The Butterfly Alphabet
by Kjell B Sandved
This is a fantastic book for multiple ages or abilities. Each page has a letter, a butterfly, and a closeup of a part of the butterfly, showcasing the letter in the design of the butterfly. Younger children will enjoy identifying the letter in the large, close-up picture while older children already very familiar with letters will enjoy hunting for the letter on the whole butterfly. Truth be told, we didn’t even read most of the words, the kids were so busy letter hunting.
Ten Little Caterpillars
by Bill Martin Jr
In this ordinal counting book, 10 different caterpillars explore their world. As they explore some fall prey to predators or garden hazards, but one makes a chrysalis and becomes a butterfly. Each of the 10 caterpillars is a different species and, it appears, in their natural habitat with appropriate markings, rendered in beautiful watercolors. The last couple pages showcase each caterpillar, what is eats and the moth or butterfly it becomes. I really liked how the caterpillars were realistic, portrayed as you would see them in the wild. My inquisitive preschooler loved the scientific information in the back.
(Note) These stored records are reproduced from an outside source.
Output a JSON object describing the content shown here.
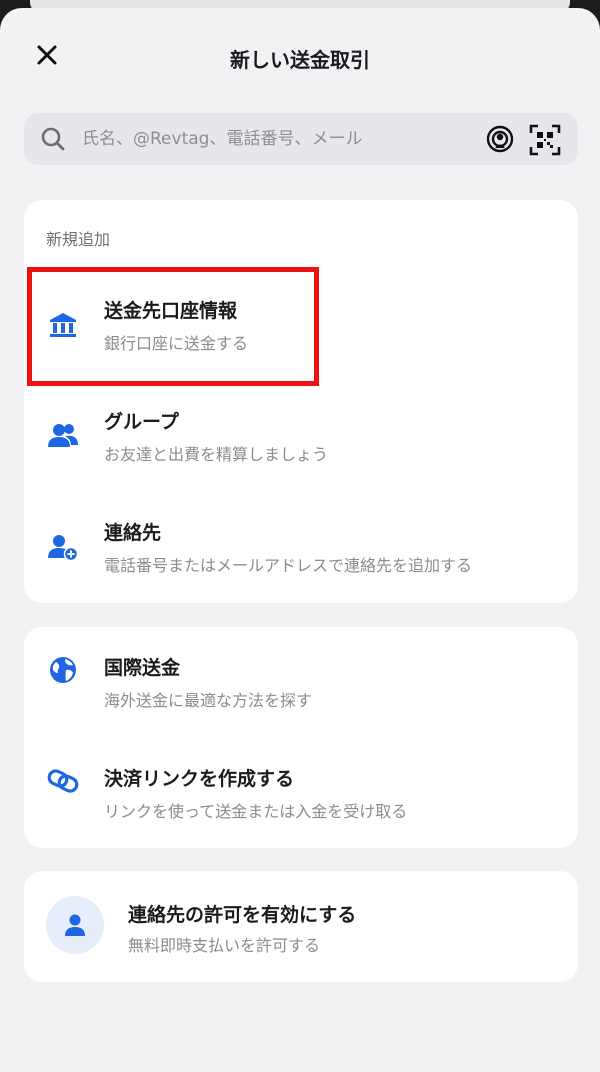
{
  "header": {
    "title": "新しい送金取引"
  },
  "search": {
    "placeholder": "氏名、@Revtag、電話番号、メール"
  },
  "new_section": {
    "label": "新規追加",
    "items": [
      {
        "title": "送金先口座情報",
        "subtitle": "銀行口座に送金する",
        "icon": "bank-icon"
      },
      {
        "title": "グループ",
        "subtitle": "お友達と出費を精算しましょう",
        "icon": "group-icon"
      },
      {
        "title": "連絡先",
        "subtitle": "電話番号またはメールアドレスで連絡先を追加する",
        "icon": "add-contact-icon"
      }
    ]
  },
  "transfer_section": {
    "items": [
      {
        "title": "国際送金",
        "subtitle": "海外送金に最適な方法を探す",
        "icon": "globe-icon"
      },
      {
        "title": "決済リンクを作成する",
        "subtitle": "リンクを使って送金または入金を受け取る",
        "icon": "link-icon"
      }
    ]
  },
  "permission": {
    "title": "連絡先の許可を有効にする",
    "subtitle": "無料即時支払いを許可する",
    "icon": "person-icon"
  },
  "colors": {
    "accent": "#1f66e5",
    "highlight": "#ee1111",
    "background": "#f2f2f5",
    "card": "#ffffff"
  }
}
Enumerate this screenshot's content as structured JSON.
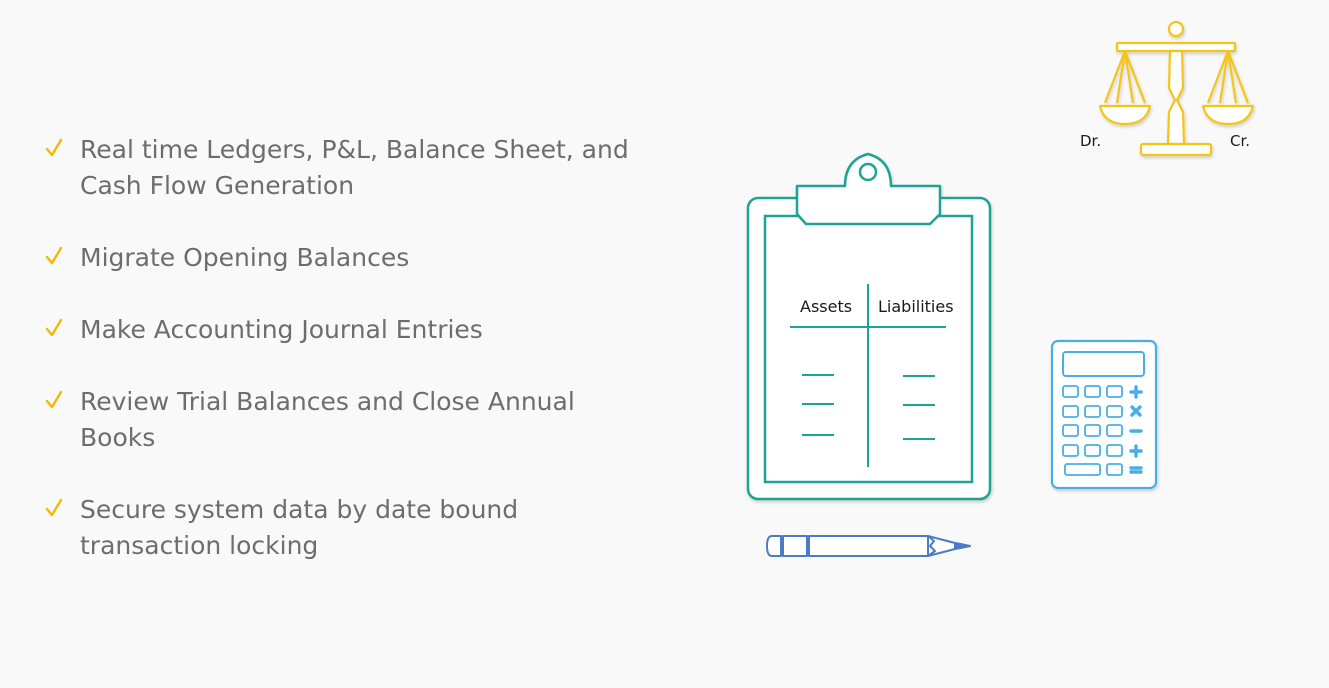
{
  "features": [
    {
      "text": "Real time Ledgers, P&L, Balance Sheet, and Cash Flow Generation",
      "lines": [
        "Real time Ledgers, P&L, Balance Sheet, and",
        "Cash Flow Generation"
      ]
    },
    {
      "text": "Migrate Opening Balances",
      "lines": [
        "Migrate Opening Balances"
      ]
    },
    {
      "text": "Make Accounting Journal Entries",
      "lines": [
        "Make Accounting Journal Entries"
      ]
    },
    {
      "text": "Review Trial Balances and Close Annual Books",
      "lines": [
        "Review Trial Balances and Close Annual",
        "Books"
      ]
    },
    {
      "text": "Secure system data by date bound transaction locking",
      "lines": [
        "Secure system data by date bound",
        "transaction locking"
      ]
    }
  ],
  "scale": {
    "debit_label": "Dr.",
    "credit_label": "Cr."
  },
  "clipboard": {
    "assets_label": "Assets",
    "liabilities_label": "Liabilities"
  },
  "icons": {
    "check": "check-icon",
    "scale": "balance-scale-icon",
    "clipboard": "clipboard-icon",
    "calculator": "calculator-icon",
    "pencil": "pencil-icon"
  },
  "colors": {
    "text": "#6d6d6d",
    "check": "#f5b800",
    "scale": "#f5c518",
    "clipboard": "#1fa394",
    "calculator": "#4aaee6",
    "pencil": "#4b7bc4"
  }
}
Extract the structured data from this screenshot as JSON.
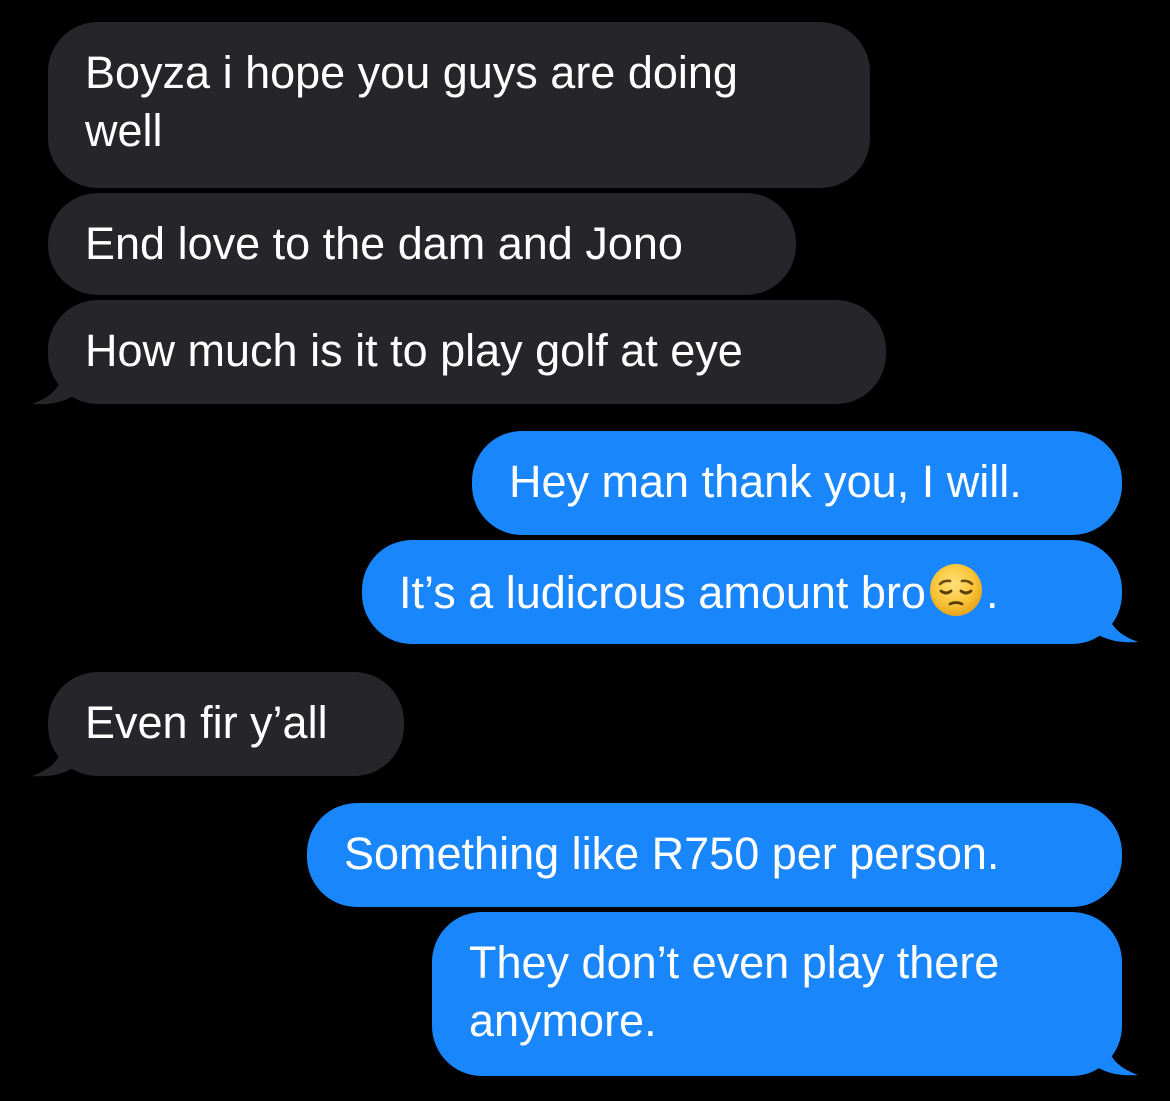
{
  "conversation": {
    "messages": [
      {
        "direction": "incoming",
        "text": "Boyza i hope you guys are doing\nwell"
      },
      {
        "direction": "incoming",
        "text": "End love to the dam and Jono"
      },
      {
        "direction": "incoming",
        "text": "How much is it to play golf at eye"
      },
      {
        "direction": "outgoing",
        "text": "Hey man thank you, I will."
      },
      {
        "direction": "outgoing",
        "text_before": "It’s a ludicrous amount bro",
        "emoji": "pensive-face",
        "text_after": "."
      },
      {
        "direction": "incoming",
        "text": "Even fir y’all"
      },
      {
        "direction": "outgoing",
        "text": "Something like R750 per person."
      },
      {
        "direction": "outgoing",
        "text": "They don’t even play there\nanymore."
      }
    ]
  },
  "colors": {
    "background": "#000000",
    "incoming_bubble": "#26252a",
    "outgoing_bubble": "#1a86fb",
    "text": "#ffffff"
  }
}
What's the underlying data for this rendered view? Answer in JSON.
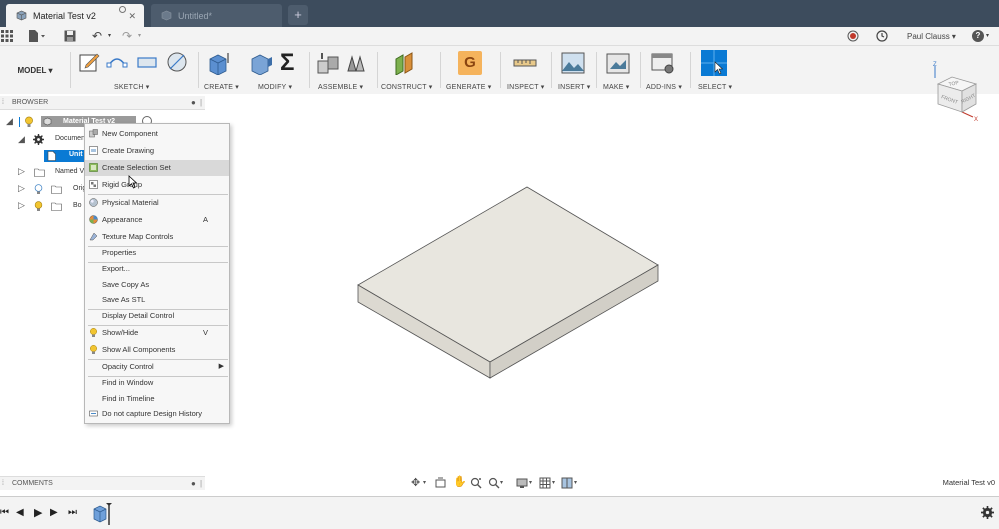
{
  "tabs": [
    {
      "label": "Material Test v2",
      "active": true
    },
    {
      "label": "Untitled*",
      "active": false
    }
  ],
  "new_tab_label": "+",
  "quick_access": {
    "user_name": "Paul Clauss",
    "help_label": "?"
  },
  "ribbon": {
    "workspace": "MODEL",
    "groups": [
      {
        "label": "SKETCH ▾"
      },
      {
        "label": "CREATE ▾"
      },
      {
        "label": "MODIFY ▾"
      },
      {
        "label": "ASSEMBLE ▾"
      },
      {
        "label": "CONSTRUCT ▾"
      },
      {
        "label": "GENERATE ▾"
      },
      {
        "label": "INSPECT ▾"
      },
      {
        "label": "INSERT ▾"
      },
      {
        "label": "MAKE ▾"
      },
      {
        "label": "ADD-INS ▾"
      },
      {
        "label": "SELECT ▾"
      }
    ]
  },
  "viewcube": {
    "top": "TOP",
    "front": "FRONT",
    "right": "RIGHT",
    "axis_x": "X",
    "axis_z": "Z"
  },
  "browser": {
    "title": "BROWSER",
    "root": "Material Test v2",
    "items": [
      {
        "label": "Documen"
      },
      {
        "label": "Unit"
      },
      {
        "label": "Named V"
      },
      {
        "label": "Origi"
      },
      {
        "label": "Bo"
      }
    ]
  },
  "context_menu": {
    "items": [
      {
        "label": "New Component",
        "shortcut": "",
        "highlight": false
      },
      {
        "label": "Create Drawing",
        "shortcut": "",
        "highlight": false
      },
      {
        "label": "Create Selection Set",
        "shortcut": "",
        "highlight": true
      },
      {
        "label": "Rigid Group",
        "shortcut": "",
        "highlight": false
      },
      {
        "label": "Physical Material",
        "shortcut": "",
        "highlight": false
      },
      {
        "label": "Appearance",
        "shortcut": "A",
        "highlight": false
      },
      {
        "label": "Texture Map Controls",
        "shortcut": "",
        "highlight": false
      },
      {
        "label": "Properties",
        "shortcut": "",
        "highlight": false
      },
      {
        "label": "Export...",
        "shortcut": "",
        "highlight": false
      },
      {
        "label": "Save Copy As",
        "shortcut": "",
        "highlight": false
      },
      {
        "label": "Save As STL",
        "shortcut": "",
        "highlight": false
      },
      {
        "label": "Display Detail Control",
        "shortcut": "",
        "highlight": false
      },
      {
        "label": "Show/Hide",
        "shortcut": "V",
        "highlight": false
      },
      {
        "label": "Show All Components",
        "shortcut": "",
        "highlight": false
      },
      {
        "label": "Opacity Control",
        "shortcut": "",
        "highlight": false
      },
      {
        "label": "Find in Window",
        "shortcut": "",
        "highlight": false
      },
      {
        "label": "Find in Timeline",
        "shortcut": "",
        "highlight": false
      },
      {
        "label": "Do not capture Design History",
        "shortcut": "",
        "highlight": false
      }
    ]
  },
  "comments": {
    "title": "COMMENTS"
  },
  "document_title": "Material Test v0",
  "colors": {
    "tab_bar": "#3d4c5d",
    "toolbar": "#f3f3f3",
    "selection": "#0a7ad4",
    "menu_highlight": "#d9d9d9"
  }
}
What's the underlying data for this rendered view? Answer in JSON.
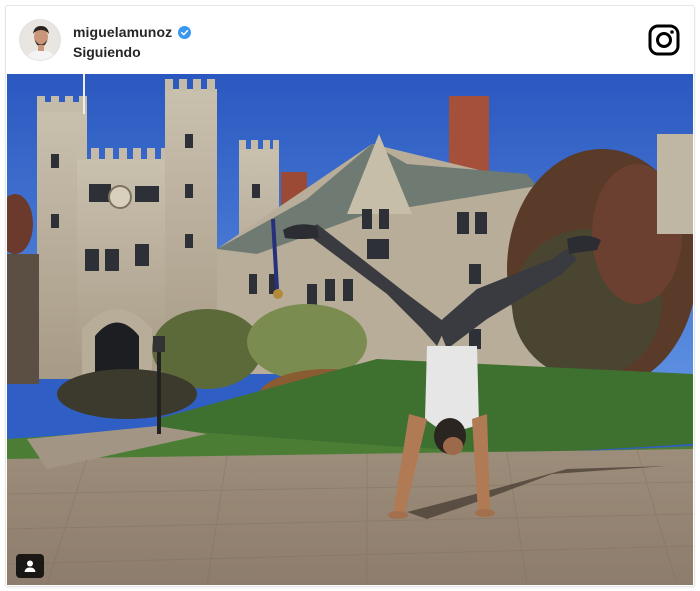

This book is from the Cat in the Hat’s Learning Library, which is a series of wonderful books. They are educational, including scientific facts that many picture books leave out,
like that the caterpullar eats its skin after shedding it. The book also has interesting trivia, like the largest and smallest butterflies. We really, really enjoyed the comparisons,
“If we grew as fast as they do-
this was funny to us-
in two weeks, we would each
be as big as a bus!”
These books are the perfect match of sing songy, entertaing lyrics and factual scientific explanations.
Where’s My Mom?
by Julia Donaldson
In this sweet book an adult butterfly helps a worried baby monkey look for his mom. When the butterfly offers to help, the monkey gives a description of his mom, “She’s big!”. This leads the butterfly to an elephant, the exasperated monkey says, “No”, and gives another description. This continues through many more animals before the monkey explains to the butterfly that his mom looks like him. Of course the butterfly doesn’t think of this since her baby caterpillars look nothing like her. This book is especially good for toddlers, but my preschooler enjoyed it as well.
by Pamela Duncan Edwards
Conceited Catisha caterpillar is very rude and mean towards plain Clara caterpillar because Catisha knows Clara is a plain cabbage butterfly. She’s surprised then when Clara uses her plain cream colored wing as camouflage to save the bright red Catisha from a hungry crow. The book uses a lot of ‘c’ words and is ranked by our library as encouraging the literacy skills vocabulary and phonological awareness. I thought it taught a couple good lessons: people have different strengths, be nice to others, and friends are important.